managers have been advised to place the implementation of drug testing on hold pending legal
action on a related drug testing issue in the state.4 The American Civil Liberties Union (ACLU)
historically has been opposed to workplace drug testing, including both pre-employment and
random testing of workers. (The ACLU also opposes testing for benefits including
unemployment and welfare benefits.5)
While employment is sometimes terminated by a single verified positive random drug test, in
employment and other settings a positive drug test commonly is regarded as a signal to require
an evaluation and treatment when needed. For those seeking public assistance including
unemployment and welfare, a positive drug test often does not eliminate benefits. Instead the

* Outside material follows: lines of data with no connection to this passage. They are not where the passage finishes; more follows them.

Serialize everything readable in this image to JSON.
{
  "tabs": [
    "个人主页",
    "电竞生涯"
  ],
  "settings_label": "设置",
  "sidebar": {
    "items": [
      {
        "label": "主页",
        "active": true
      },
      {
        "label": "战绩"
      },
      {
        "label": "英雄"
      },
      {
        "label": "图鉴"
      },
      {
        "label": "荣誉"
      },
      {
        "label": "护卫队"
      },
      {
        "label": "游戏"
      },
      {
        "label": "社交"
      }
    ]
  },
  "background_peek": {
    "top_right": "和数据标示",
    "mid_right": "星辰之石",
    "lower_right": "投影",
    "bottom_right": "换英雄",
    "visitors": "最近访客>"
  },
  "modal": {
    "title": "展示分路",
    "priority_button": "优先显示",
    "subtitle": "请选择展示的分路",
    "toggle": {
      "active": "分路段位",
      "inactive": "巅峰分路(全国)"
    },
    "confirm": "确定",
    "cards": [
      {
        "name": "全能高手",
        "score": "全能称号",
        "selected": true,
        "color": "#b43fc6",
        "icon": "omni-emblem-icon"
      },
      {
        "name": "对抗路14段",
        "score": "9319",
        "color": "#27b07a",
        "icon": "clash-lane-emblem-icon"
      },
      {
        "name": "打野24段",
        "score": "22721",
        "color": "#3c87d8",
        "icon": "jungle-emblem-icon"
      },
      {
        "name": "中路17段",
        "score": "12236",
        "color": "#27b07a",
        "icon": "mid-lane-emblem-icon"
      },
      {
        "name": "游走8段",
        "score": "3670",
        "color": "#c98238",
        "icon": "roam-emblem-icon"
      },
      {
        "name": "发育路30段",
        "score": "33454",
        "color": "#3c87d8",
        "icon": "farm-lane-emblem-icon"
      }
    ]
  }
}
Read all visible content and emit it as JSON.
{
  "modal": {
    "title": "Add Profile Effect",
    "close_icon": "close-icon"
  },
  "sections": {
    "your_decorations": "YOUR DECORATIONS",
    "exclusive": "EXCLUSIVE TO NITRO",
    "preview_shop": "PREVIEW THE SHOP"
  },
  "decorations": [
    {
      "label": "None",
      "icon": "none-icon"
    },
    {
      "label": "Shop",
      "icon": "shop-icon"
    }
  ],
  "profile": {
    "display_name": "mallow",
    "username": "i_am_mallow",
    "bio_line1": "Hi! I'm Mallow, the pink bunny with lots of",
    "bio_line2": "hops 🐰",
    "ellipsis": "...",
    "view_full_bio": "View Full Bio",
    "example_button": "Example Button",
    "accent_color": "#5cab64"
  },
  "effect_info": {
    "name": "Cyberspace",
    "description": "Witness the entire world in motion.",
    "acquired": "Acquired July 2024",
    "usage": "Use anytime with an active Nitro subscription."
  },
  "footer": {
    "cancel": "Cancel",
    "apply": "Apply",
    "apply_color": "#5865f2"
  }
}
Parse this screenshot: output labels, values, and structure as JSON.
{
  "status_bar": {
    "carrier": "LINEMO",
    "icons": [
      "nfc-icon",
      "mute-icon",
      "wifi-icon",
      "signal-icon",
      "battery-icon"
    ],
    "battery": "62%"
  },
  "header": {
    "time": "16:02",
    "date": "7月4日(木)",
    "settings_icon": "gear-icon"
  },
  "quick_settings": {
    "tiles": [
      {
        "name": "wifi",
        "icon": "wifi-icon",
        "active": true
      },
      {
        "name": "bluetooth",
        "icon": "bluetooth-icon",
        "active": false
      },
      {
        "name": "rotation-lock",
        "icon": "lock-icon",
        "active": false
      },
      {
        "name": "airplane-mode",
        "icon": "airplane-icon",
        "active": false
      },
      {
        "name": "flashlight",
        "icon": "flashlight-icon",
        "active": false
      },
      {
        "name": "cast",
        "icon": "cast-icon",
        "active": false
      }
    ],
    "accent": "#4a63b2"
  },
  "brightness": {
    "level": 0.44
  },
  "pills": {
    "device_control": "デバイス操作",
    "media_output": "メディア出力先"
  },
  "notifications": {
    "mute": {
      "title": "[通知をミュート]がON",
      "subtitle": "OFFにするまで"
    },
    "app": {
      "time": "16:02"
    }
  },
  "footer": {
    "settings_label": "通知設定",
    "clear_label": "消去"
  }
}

recipient is required to become and stay drug-free as a condition of continuing to receive the
Substance use-related workplace problems include reduced productivity, absenteeism, poor job
performance, and tardiness.7 Studies have shown that substance using individuals incur twice the
cost in health care expenses to employers and are significantly more likely to be involved in a
workplace accident than are other employees.8 It is in the interest of employers to use both pre-employment and random testing of current employees to reduce drug use in the workplace.
Workplace drug testing is also in the interest of employees because the identification of drug use
can lead to confronting and solving a substance use problem.
The SHRM and DATIA poll of companies regarding drug testing demonstrated the efficacy of
implementing these workplace programs. Among companies that conducted drug testing:a
– 9% reported high absenteeism rates before implementing a drug testing program
compared to 4% after program implementation;
– 14% reported high workers’ compensation incidence rates prior to program
implementation compared to 6% after implementation;
– 19% reported experiencing an increase of productivity after program implementation;
– 16% reported seeing a decrease in employee turnover rates after implementation.9
In 2010, 8.4% of full time employed adults and 11.2% of part time employed adults age 18 and
older reported using illicit drugs in the past month. The percentage of persons who tested
positive on workplace drug tests in 2010 was significantly lower than in earlier years. Quest
Diagnostics, a leading national workplace drug test provider, reported a positivity rate of 3.5%
for the combined U.S. working population in 2010.10 This is a dramatic drop from a positivity
rate of 13.6% in 1988 when such programs first were commonly implemented in the US.
It is no surprise that the positivity rates for the general U.S. workforce in 2010 of for-cause
workplace urine tests were much higher (26.9%) than other categories of urine drug tests,
including follow-up (6.5%), periodic (1.3%), post-accident (5.3%), pre-employment (3.6%),
random (5.3%) and returned to duty (5.2%). The positivity rates of for-cause tests of federally
mandated, safety sensitive workforce followed a similar pattern, though the positivity rates were
lower in each category. Each of these types of drug tests provides helpful information regarding
an individual’s recent drug use. Workplace drug testing is a significant, valuable component of
the nation’s drug prevention – “demand reduction” – strategy.
a All of these figures exclude human resource professionals who when polled answered “not sure” when asked about
Employers must provide safe environments. Drug use is a serious threat to worker safety. Drug
use also impacts on the quality of life of non-drug using employees who take up the slack of their
less productive associates. Drug tests make workplaces safer and more productive. Widespread
drug testing in the US results in a more globally competitive American workforce.
The Institute for Behavior and Health, Inc. supports workplace drug testing and encourages
employers to follow best practices and appropriate follow-up (including using EAPs, treatment
when needed, and long-term aftercare monitoring) to maximize the benefits of drug testing
For more information on the Institute for Behavior and Health, Inc. visit http://www.ibhinc.org.
Robert L. DuPont, M.D.
President, Institute for Behavior and Health, Inc.
First Director, National Institute on Drug Abuse (NIDA) 1973 to 1978